It happens to the best of us: we spend the entire day visualizing an awesome ride. Maybe it’s a jump lesson with a coach. We’re excited and feeling confident – only to have the ride pan out exactly the opposite of what we pictured. As we roll our stirrups up after the ride, we’re scratching our head and wondering what went wrong. And then comes the negative self-talk.

Why am I even trying to reach my goal? It seems impossible.

Maybe I’m not the best rider for my horse.

Maybe I’m just not a good enough rider, period.

Sounds familiar, right? If you’ve ever experienced any form of this experience, read on. Here are some best practices to adopt to avoid letting a bad ride ruin your day or week.

Two-minute drill

Immediately after your ride, give yourself two minutes to feel sad, upset, angry or otherwise negative about it. Emotions are normal – the key is not letting them control your entire reaction. And, of course, never take out your frustrations on your horse.

Distract yourself

When you first get off after a ride, the first thing you instinctively want to do is replay the ride and dissect it for ways to improve. After a tough ride, all you want to do is figure out why and how to prevent it from happening again. This is all well and good, but following your two-minute drill, do something to distract yourself. Take the time to give your horse a good bath and wrap his legs. Clean your tack. Let the raw emotions fade rather than succumbing to them and letting negative self-talk take over. Sometimes when you argue with another person, you both need a moment or two to calm down before you can talk rationally. Do yourself the same service.

Find one thing to like

No matter how terrible your ride was – whether you fell off in a heap or you just weren’t on the same page as your horse – try to find just one tiny thing to like about it. It could be a split-second of connection that you felt at the walk as you were warming up. It could be a funny comment your coach made. It could be as trivial as a new pair of breeches that you tried out and loved. Whatever it is, focus on that while you’re upset and try to draw some positive thinking from that. Nothing, however small it may be, is too trivial to celebrate, especially on a tough day.

Find one thing to prioritize correcting

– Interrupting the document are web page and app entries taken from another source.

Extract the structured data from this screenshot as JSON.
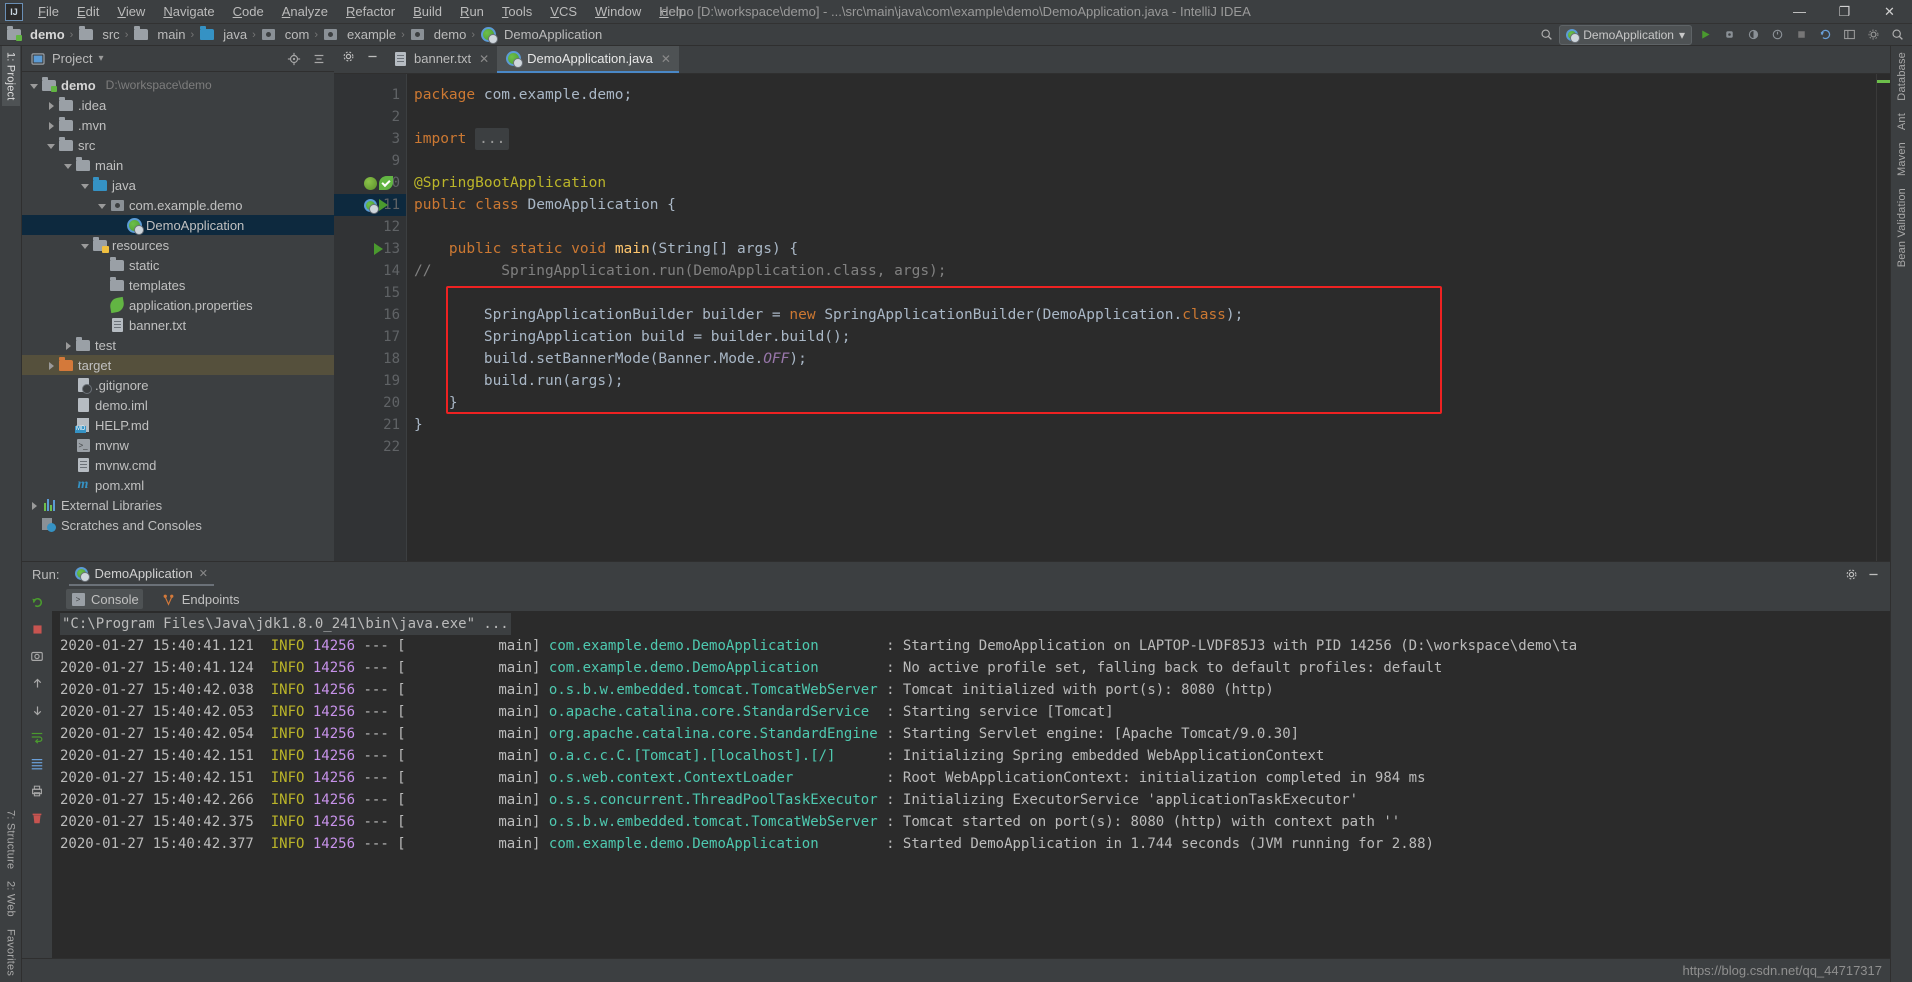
{
  "window": {
    "title": "demo [D:\\workspace\\demo] - ...\\src\\main\\java\\com\\example\\demo\\DemoApplication.java - IntelliJ IDEA",
    "logo": "IJ",
    "minimize": "—",
    "maximize": "❐",
    "close": "✕"
  },
  "menu": [
    {
      "label": "File"
    },
    {
      "label": "Edit"
    },
    {
      "label": "View"
    },
    {
      "label": "Navigate"
    },
    {
      "label": "Code"
    },
    {
      "label": "Analyze"
    },
    {
      "label": "Refactor"
    },
    {
      "label": "Build"
    },
    {
      "label": "Run"
    },
    {
      "label": "Tools"
    },
    {
      "label": "VCS"
    },
    {
      "label": "Window"
    },
    {
      "label": "Help"
    }
  ],
  "breadcrumb": {
    "separator": "›",
    "items": [
      {
        "label": "demo",
        "icon": "module-folder-icon"
      },
      {
        "label": "src",
        "icon": "folder-icon"
      },
      {
        "label": "main",
        "icon": "folder-icon"
      },
      {
        "label": "java",
        "icon": "source-folder-icon"
      },
      {
        "label": "com",
        "icon": "package-icon"
      },
      {
        "label": "example",
        "icon": "package-icon"
      },
      {
        "label": "demo",
        "icon": "package-icon"
      },
      {
        "label": "DemoApplication",
        "icon": "spring-class-icon"
      }
    ]
  },
  "toolbar": {
    "run_configuration": "DemoApplication",
    "dropdown_caret": "▾",
    "buttons": [
      {
        "name": "hammer-build-icon",
        "glyph": "⚒"
      },
      {
        "name": "run-icon",
        "glyph": "▶"
      },
      {
        "name": "debug-icon",
        "glyph": "⚙"
      },
      {
        "name": "run-coverage-icon",
        "glyph": "◐"
      },
      {
        "name": "profiler-icon",
        "glyph": "◴"
      },
      {
        "name": "stop-icon",
        "glyph": "■"
      },
      {
        "name": "search-everywhere-icon",
        "glyph": "⌕"
      },
      {
        "name": "update-project-icon",
        "glyph": "↻"
      },
      {
        "name": "settings-icon",
        "glyph": "⚙"
      },
      {
        "name": "layout-icon",
        "glyph": "▣"
      }
    ]
  },
  "project_pane": {
    "title": "Project",
    "caret": "▾",
    "tools": [
      {
        "name": "locate-in-tree-icon",
        "glyph": "⊕"
      },
      {
        "name": "collapse-all-icon",
        "glyph": "≡"
      },
      {
        "name": "settings-gear-icon",
        "glyph": "⚙"
      },
      {
        "name": "hide-panel-icon",
        "glyph": "—"
      }
    ],
    "tree": [
      {
        "label": "demo",
        "sub": "D:\\workspace\\demo",
        "indent": 0,
        "arrow": "down",
        "icon": "module-folder-icon",
        "bold": true,
        "state": "normal"
      },
      {
        "label": ".idea",
        "sub": "",
        "indent": 1,
        "arrow": "right",
        "icon": "folder-icon",
        "bold": false,
        "state": "normal"
      },
      {
        "label": ".mvn",
        "sub": "",
        "indent": 1,
        "arrow": "right",
        "icon": "folder-icon",
        "bold": false,
        "state": "normal"
      },
      {
        "label": "src",
        "sub": "",
        "indent": 1,
        "arrow": "down",
        "icon": "folder-icon",
        "bold": false,
        "state": "normal"
      },
      {
        "label": "main",
        "sub": "",
        "indent": 2,
        "arrow": "down",
        "icon": "folder-icon",
        "bold": false,
        "state": "normal"
      },
      {
        "label": "java",
        "sub": "",
        "indent": 3,
        "arrow": "down",
        "icon": "source-folder-icon",
        "bold": false,
        "state": "normal"
      },
      {
        "label": "com.example.demo",
        "sub": "",
        "indent": 4,
        "arrow": "down",
        "icon": "package-icon",
        "bold": false,
        "state": "normal"
      },
      {
        "label": "DemoApplication",
        "sub": "",
        "indent": 5,
        "arrow": "none",
        "icon": "spring-class-icon",
        "bold": false,
        "state": "selected"
      },
      {
        "label": "resources",
        "sub": "",
        "indent": 3,
        "arrow": "down",
        "icon": "resources-folder-icon",
        "bold": false,
        "state": "normal"
      },
      {
        "label": "static",
        "sub": "",
        "indent": 4,
        "arrow": "none",
        "icon": "folder-icon",
        "bold": false,
        "state": "normal"
      },
      {
        "label": "templates",
        "sub": "",
        "indent": 4,
        "arrow": "none",
        "icon": "folder-icon",
        "bold": false,
        "state": "normal"
      },
      {
        "label": "application.properties",
        "sub": "",
        "indent": 4,
        "arrow": "none",
        "icon": "spring-properties-icon",
        "bold": false,
        "state": "normal"
      },
      {
        "label": "banner.txt",
        "sub": "",
        "indent": 4,
        "arrow": "none",
        "icon": "text-file-icon",
        "bold": false,
        "state": "normal"
      },
      {
        "label": "test",
        "sub": "",
        "indent": 2,
        "arrow": "right",
        "icon": "folder-icon",
        "bold": false,
        "state": "normal"
      },
      {
        "label": "target",
        "sub": "",
        "indent": 1,
        "arrow": "right",
        "icon": "excluded-folder-icon",
        "bold": false,
        "state": "highlight"
      },
      {
        "label": ".gitignore",
        "sub": "",
        "indent": 2,
        "arrow": "none",
        "icon": "gitignore-file-icon",
        "bold": false,
        "state": "normal"
      },
      {
        "label": "demo.iml",
        "sub": "",
        "indent": 2,
        "arrow": "none",
        "icon": "iml-file-icon",
        "bold": false,
        "state": "normal"
      },
      {
        "label": "HELP.md",
        "sub": "",
        "indent": 2,
        "arrow": "none",
        "icon": "markdown-file-icon",
        "bold": false,
        "state": "normal"
      },
      {
        "label": "mvnw",
        "sub": "",
        "indent": 2,
        "arrow": "none",
        "icon": "shell-script-icon",
        "bold": false,
        "state": "normal"
      },
      {
        "label": "mvnw.cmd",
        "sub": "",
        "indent": 2,
        "arrow": "none",
        "icon": "text-file-icon",
        "bold": false,
        "state": "normal"
      },
      {
        "label": "pom.xml",
        "sub": "",
        "indent": 2,
        "arrow": "none",
        "icon": "maven-pom-icon",
        "bold": false,
        "state": "normal"
      },
      {
        "label": "External Libraries",
        "sub": "",
        "indent": 0,
        "arrow": "right",
        "icon": "libraries-icon",
        "bold": false,
        "state": "normal"
      },
      {
        "label": "Scratches and Consoles",
        "sub": "",
        "indent": 0,
        "arrow": "none",
        "icon": "scratches-icon",
        "bold": false,
        "state": "normal"
      }
    ]
  },
  "editor": {
    "tabs": [
      {
        "label": "banner.txt",
        "icon": "text-file-icon",
        "active": false,
        "close": "✕"
      },
      {
        "label": "DemoApplication.java",
        "icon": "spring-class-icon",
        "active": true,
        "close": "✕"
      }
    ],
    "gutter_tools": {
      "gear": "⚙",
      "minimize": "—"
    },
    "lines": [
      {
        "num": "1",
        "html": "<span class=\"kw\">package</span> com.example.demo;"
      },
      {
        "num": "2",
        "html": ""
      },
      {
        "num": "3",
        "html": "<span class=\"kw\">import</span> <span class=\"fold\">...</span>"
      },
      {
        "num": "9",
        "html": ""
      },
      {
        "num": "10",
        "html": "<span class=\"ann\">@SpringBootApplication</span>"
      },
      {
        "num": "11",
        "html": "<span class=\"kw\">public</span> <span class=\"kw\">class</span> DemoApplication {"
      },
      {
        "num": "12",
        "html": ""
      },
      {
        "num": "13",
        "html": "    <span class=\"kw\">public</span> <span class=\"kw\">static</span> <span class=\"kw\">void</span> <span class=\"mth\">main</span>(String[] args) {"
      },
      {
        "num": "14",
        "html": "<span class=\"cmt\">//        SpringApplication.run(DemoApplication.class, args);</span>"
      },
      {
        "num": "15",
        "html": ""
      },
      {
        "num": "16",
        "html": "        SpringApplicationBuilder builder = <span class=\"kw\">new</span> SpringApplicationBuilder(DemoApplication.<span class=\"kw\">class</span>);"
      },
      {
        "num": "17",
        "html": "        SpringApplication build = builder.build();"
      },
      {
        "num": "18",
        "html": "        build.setBannerMode(Banner.Mode.<span class=\"stc\">OFF</span>);"
      },
      {
        "num": "19",
        "html": "        build.run(args);"
      },
      {
        "num": "20",
        "html": "    }"
      },
      {
        "num": "21",
        "html": "}"
      },
      {
        "num": "22",
        "html": ""
      }
    ],
    "plain_lines": [
      "package com.example.demo;",
      "",
      "import ...",
      "",
      "@SpringBootApplication",
      "public class DemoApplication {",
      "",
      "    public static void main(String[] args) {",
      "//        SpringApplication.run(DemoApplication.class, args);",
      "",
      "        SpringApplicationBuilder builder = new SpringApplicationBuilder(DemoApplication.class);",
      "        SpringApplication build = builder.build();",
      "        build.setBannerMode(Banner.Mode.OFF);",
      "        build.run(args);",
      "    }",
      "}",
      ""
    ],
    "highlight_color": "#ee2222"
  },
  "run_panel": {
    "label": "Run:",
    "tab_title": "DemoApplication",
    "tab_close": "✕",
    "settings_icon": "⚙",
    "hide_icon": "—",
    "tabs": [
      {
        "label": "Console",
        "icon": "console-icon",
        "active": true
      },
      {
        "label": "Endpoints",
        "icon": "endpoints-icon",
        "active": false
      }
    ],
    "side_buttons": [
      {
        "name": "rerun-icon",
        "glyph": "↻"
      },
      {
        "name": "stop-icon",
        "glyph": "■"
      },
      {
        "name": "camera-icon",
        "glyph": "◱"
      },
      {
        "name": "up-icon",
        "glyph": "↑"
      },
      {
        "name": "down-icon",
        "glyph": "↓"
      },
      {
        "name": "soft-wrap-icon",
        "glyph": "↵"
      },
      {
        "name": "scroll-to-end-icon",
        "glyph": "↧"
      },
      {
        "name": "print-icon",
        "glyph": "⎙"
      },
      {
        "name": "clear-all-icon",
        "glyph": "🗑"
      }
    ],
    "command_line": "\"C:\\Program Files\\Java\\jdk1.8.0_241\\bin\\java.exe\" ...",
    "log": [
      {
        "date": "2020-01-27 15:40:41.121",
        "level": "INFO",
        "pid": "14256",
        "sep": "---",
        "thread": "main",
        "logger": "com.example.demo.DemoApplication",
        "message": "Starting DemoApplication on LAPTOP-LVDF85J3 with PID 14256 (D:\\workspace\\demo\\ta"
      },
      {
        "date": "2020-01-27 15:40:41.124",
        "level": "INFO",
        "pid": "14256",
        "sep": "---",
        "thread": "main",
        "logger": "com.example.demo.DemoApplication",
        "message": "No active profile set, falling back to default profiles: default"
      },
      {
        "date": "2020-01-27 15:40:42.038",
        "level": "INFO",
        "pid": "14256",
        "sep": "---",
        "thread": "main",
        "logger": "o.s.b.w.embedded.tomcat.TomcatWebServer",
        "message": "Tomcat initialized with port(s): 8080 (http)"
      },
      {
        "date": "2020-01-27 15:40:42.053",
        "level": "INFO",
        "pid": "14256",
        "sep": "---",
        "thread": "main",
        "logger": "o.apache.catalina.core.StandardService",
        "message": "Starting service [Tomcat]"
      },
      {
        "date": "2020-01-27 15:40:42.054",
        "level": "INFO",
        "pid": "14256",
        "sep": "---",
        "thread": "main",
        "logger": "org.apache.catalina.core.StandardEngine",
        "message": "Starting Servlet engine: [Apache Tomcat/9.0.30]"
      },
      {
        "date": "2020-01-27 15:40:42.151",
        "level": "INFO",
        "pid": "14256",
        "sep": "---",
        "thread": "main",
        "logger": "o.a.c.c.C.[Tomcat].[localhost].[/]",
        "message": "Initializing Spring embedded WebApplicationContext"
      },
      {
        "date": "2020-01-27 15:40:42.151",
        "level": "INFO",
        "pid": "14256",
        "sep": "---",
        "thread": "main",
        "logger": "o.s.web.context.ContextLoader",
        "message": "Root WebApplicationContext: initialization completed in 984 ms"
      },
      {
        "date": "2020-01-27 15:40:42.266",
        "level": "INFO",
        "pid": "14256",
        "sep": "---",
        "thread": "main",
        "logger": "o.s.s.concurrent.ThreadPoolTaskExecutor",
        "message": "Initializing ExecutorService 'applicationTaskExecutor'"
      },
      {
        "date": "2020-01-27 15:40:42.375",
        "level": "INFO",
        "pid": "14256",
        "sep": "---",
        "thread": "main",
        "logger": "o.s.b.w.embedded.tomcat.TomcatWebServer",
        "message": "Tomcat started on port(s): 8080 (http) with context path ''"
      },
      {
        "date": "2020-01-27 15:40:42.377",
        "level": "INFO",
        "pid": "14256",
        "sep": "---",
        "thread": "main",
        "logger": "com.example.demo.DemoApplication",
        "message": "Started DemoApplication in 1.744 seconds (JVM running for 2.88)"
      }
    ]
  },
  "rails": {
    "left_top": [
      "1: Project"
    ],
    "left_bottom": [
      "7: Structure",
      "2: Web",
      "Favorites"
    ],
    "right": [
      "Database",
      "Ant",
      "Maven",
      "Bean Validation"
    ]
  },
  "status_bar": {
    "watermark": "https://blog.csdn.net/qq_44717317"
  },
  "colors": {
    "accent": "#4a88c7",
    "selection": "#0d293e",
    "highlight_box": "#ee2222",
    "editor_bg": "#2b2b2b",
    "chrome_bg": "#3c3f41"
  }
}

The whole, entire ride may have felt like a complete disaster. But try to separate your emotions and identify one – just one! – thing to work on during your next ride. Maybe it’s a right drift your horse has because you tend to drop your right side. Maybe it’s improving your walk so that the other gaits are more connected. You can’t fix every single thing in one go, so break it down. Don’t know where to start? Ask your coach or a trusted friend what their ideas are. Challenge yourself to find one fundamental thing to correct, and celebrate when you’re able to successfully navigate that element of your next ride.

Keep a tally

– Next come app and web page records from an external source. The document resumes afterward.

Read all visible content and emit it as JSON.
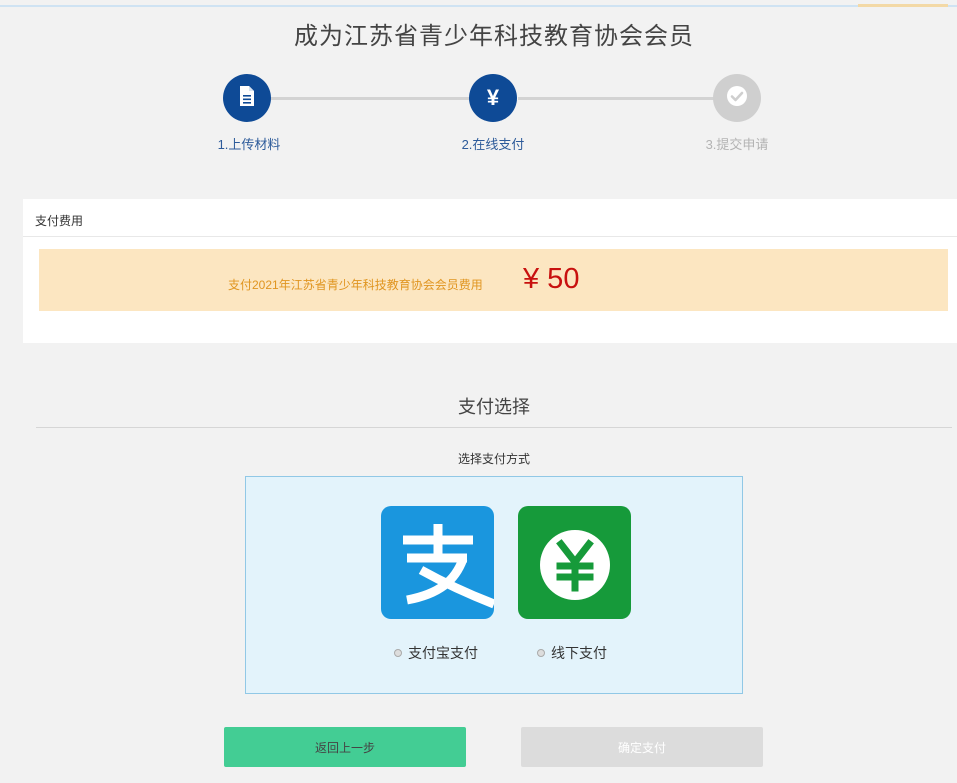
{
  "page": {
    "title": "成为江苏省青少年科技教育协会会员"
  },
  "steps": [
    {
      "label": "1.上传材料",
      "state": "done",
      "icon": "document-icon"
    },
    {
      "label": "2.在线支付",
      "state": "current",
      "icon": "yen-icon",
      "glyph": "¥"
    },
    {
      "label": "3.提交申请",
      "state": "todo",
      "icon": "check-icon"
    }
  ],
  "fee": {
    "header": "支付费用",
    "description": "支付2021年江苏省青少年科技教育协会会员费用",
    "amount": "¥ 50"
  },
  "payment": {
    "title": "支付选择",
    "subtitle": "选择支付方式",
    "options": [
      {
        "label": "支付宝支付",
        "icon": "alipay-icon",
        "color": "#1a96de"
      },
      {
        "label": "线下支付",
        "icon": "cash-yen-icon",
        "color": "#169a3a"
      }
    ]
  },
  "buttons": {
    "back": "返回上一步",
    "confirm": "确定支付"
  },
  "colors": {
    "primary": "#0e4a96",
    "back_button": "#43cd94",
    "amount": "#c8110f",
    "fee_bar": "#fce6c1"
  }
}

Someone once told me that if the good outweighs the bad in any endeavor, at any given moment, then it’s still worth your time and energy. Keep track of your rides. Are you starting to have more bad rides than good? Go back to your last “good” ride and figure out what about it was different than the rides since. Has your horse undergone any stress or changes? Is he feeling 100%? Are you? If you see a pattern, pay attention, but don’t let one bad ride throw off your entire plan. Bad rides happen – and often, they aren’t quite as bad as you think. Riders are natural perfectionists, so be aware of this and don’t be too hard on yourself.